(Extracted information)

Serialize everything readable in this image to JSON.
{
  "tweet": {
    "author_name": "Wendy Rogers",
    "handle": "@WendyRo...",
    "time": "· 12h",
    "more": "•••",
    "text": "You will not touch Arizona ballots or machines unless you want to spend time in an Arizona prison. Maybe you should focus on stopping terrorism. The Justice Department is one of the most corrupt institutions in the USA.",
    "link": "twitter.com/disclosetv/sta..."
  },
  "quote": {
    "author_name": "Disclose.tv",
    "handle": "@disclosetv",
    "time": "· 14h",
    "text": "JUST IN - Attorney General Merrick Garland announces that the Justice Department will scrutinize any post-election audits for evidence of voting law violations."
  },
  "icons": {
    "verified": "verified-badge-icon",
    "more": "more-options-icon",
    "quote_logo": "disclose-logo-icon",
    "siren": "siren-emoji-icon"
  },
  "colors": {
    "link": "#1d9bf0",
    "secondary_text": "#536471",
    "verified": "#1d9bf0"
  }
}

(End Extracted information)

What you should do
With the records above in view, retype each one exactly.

Solution for this exercise
Serialize everything readable in this image to JSON.
{
  "tweet": {
    "author_name": "Wendy Rogers",
    "handle": "@WendyRo...",
    "time": "· 12h",
    "more": "•••",
    "text": "You will not touch Arizona ballots or machines unless you want to spend time in an Arizona prison. Maybe you should focus on stopping terrorism. The Justice Department is one of the most corrupt institutions in the USA.",
    "link": "twitter.com/disclosetv/sta..."
  },
  "quote": {
    "author_name": "Disclose.tv",
    "handle": "@disclosetv",
    "time": "· 14h",
    "text": "JUST IN - Attorney General Merrick Garland announces that the Justice Department will scrutinize any post-election audits for evidence of voting law violations."
  },
  "icons": {
    "verified": "verified-badge-icon",
    "more": "more-options-icon",
    "quote_logo": "disclose-logo-icon",
    "siren": "siren-emoji-icon"
  },
  "colors": {
    "link": "#1d9bf0",
    "secondary_text": "#536471",
    "verified": "#1d9bf0"
  }
}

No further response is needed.